On one side of the granite pedestal is a high relief. It depicts the mythical purchase of Manhattan from Native Americans, the Lenape people, by the Dutch provincial Director General Peter Minuit (1580–1638). The Dutch supposedly bought the island for goods, iron kettles and axes among them, valued at 60 guilders. That amount was calculated, more than 200 years later, using the prevailing exchange rates, to be equal to $24. Like all Native Americans the Lenape did not share the European concept of land ownership. It is unlikely that they believed they were selling Mannahatta, as the Lenape called Manhattan Island, to Herr Minuit. Because of this and other cultural differences, the Dutch regularly found that they were fighting with local tribes.
New Amsterdam prospered as it grew; but the threat of attack from Native Americans or the British was ever-present. In 1653 a fortification wall was built, running from the Hudson River to the East River. The British demolished the wall in 1669, creating a street in its place; they called it Wall Street. And we still do! Opposite to the flagstaff monument stands the 1911 U.S. Custom House, today housing National Museum of the American Indian; the land where the museum sits is where Fort Amsterdam once stood.
These 17th-century sights are shown on a replica of the Castello Map, drawn in 1660, that is chiseled on one side of the Netherlands Monument.
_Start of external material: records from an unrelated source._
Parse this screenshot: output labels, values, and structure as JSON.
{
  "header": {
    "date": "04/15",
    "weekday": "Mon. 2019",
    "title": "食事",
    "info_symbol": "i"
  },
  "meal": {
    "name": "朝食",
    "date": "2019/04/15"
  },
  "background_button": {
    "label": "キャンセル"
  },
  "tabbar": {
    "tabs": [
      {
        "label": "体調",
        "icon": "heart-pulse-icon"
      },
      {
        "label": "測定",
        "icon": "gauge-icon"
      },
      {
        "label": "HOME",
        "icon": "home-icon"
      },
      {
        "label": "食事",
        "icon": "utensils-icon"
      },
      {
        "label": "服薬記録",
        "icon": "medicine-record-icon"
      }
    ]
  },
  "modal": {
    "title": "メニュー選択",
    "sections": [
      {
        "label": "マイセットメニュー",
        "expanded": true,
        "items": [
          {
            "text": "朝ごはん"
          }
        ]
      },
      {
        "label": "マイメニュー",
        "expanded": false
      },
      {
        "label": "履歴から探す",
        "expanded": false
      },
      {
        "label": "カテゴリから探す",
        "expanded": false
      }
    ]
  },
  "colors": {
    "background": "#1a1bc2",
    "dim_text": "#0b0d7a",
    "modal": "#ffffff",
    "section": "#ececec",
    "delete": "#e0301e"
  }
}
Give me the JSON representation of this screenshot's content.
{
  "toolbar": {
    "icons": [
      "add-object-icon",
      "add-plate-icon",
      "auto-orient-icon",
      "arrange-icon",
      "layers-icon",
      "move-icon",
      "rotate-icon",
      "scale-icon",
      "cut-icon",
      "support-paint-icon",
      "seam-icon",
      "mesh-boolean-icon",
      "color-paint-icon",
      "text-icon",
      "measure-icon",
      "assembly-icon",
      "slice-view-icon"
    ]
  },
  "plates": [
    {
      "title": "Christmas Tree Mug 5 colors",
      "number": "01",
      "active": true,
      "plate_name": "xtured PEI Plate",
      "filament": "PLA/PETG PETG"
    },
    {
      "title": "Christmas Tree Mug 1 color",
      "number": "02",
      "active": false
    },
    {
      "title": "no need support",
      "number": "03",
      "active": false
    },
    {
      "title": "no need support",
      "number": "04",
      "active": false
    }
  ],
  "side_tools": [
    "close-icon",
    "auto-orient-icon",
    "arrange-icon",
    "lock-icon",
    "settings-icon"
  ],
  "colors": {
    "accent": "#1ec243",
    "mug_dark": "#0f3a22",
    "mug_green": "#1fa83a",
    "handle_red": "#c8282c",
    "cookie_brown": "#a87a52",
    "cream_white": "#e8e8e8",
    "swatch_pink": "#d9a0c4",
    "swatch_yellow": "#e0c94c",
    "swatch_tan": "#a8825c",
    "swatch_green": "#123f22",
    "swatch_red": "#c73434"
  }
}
The map was found in 1900 at Villa di Castello, a palace near Florence belonging to the Medici family. In 1667 a Dutch mapmaker sold the map to Cosimo III de Medici, Grand Duke of Tuscany (1642–1723). That is how a Dutch-made map of an American colony came by its Italian name.
It is fitting that Saint Nicholas Day, December 6th was chosen to dedicate the Netherlands Monument. Saint Nicholas is the Patron Saint of sailors; the Netherlands and New York became rich and powerful because of their relationship to the sea. New York’s Mayor James J. Walker (1881–1946) accepted the gift of the monument, which was first placed near the Battery’s New York Aquarium, housed in what is now Castle Clinton. In 1952 the monument was relocated to its present site, the northeast entrance to The Battery, where Broadway begins and Battery Place and State Street meet.
Above the granite pedestal is a bronze base for the flagpole. The four-side base depicts the Stars and Stripes of the American flag, the Seal of the City of New York, the coat-of-arms of the City Amsterdam, and the lion rampant on the coat-of-arms of the Royal Family of the Netherlands, the Royal House of Orange-Nassau, which has ruled the country since the 16th century.
The Netherlands Monument is one of many sights you will discover when you are part of our Downtown Manhattan Walking Tour. Where in Downtown Manhattan was the New York Aquarium, first site of the Netherlands Monument? Take the Tour; Know More!
ALL PHOTOS AND TEXT, EXCEPT CREDITED QUOTES, © THE AUTHOR 2018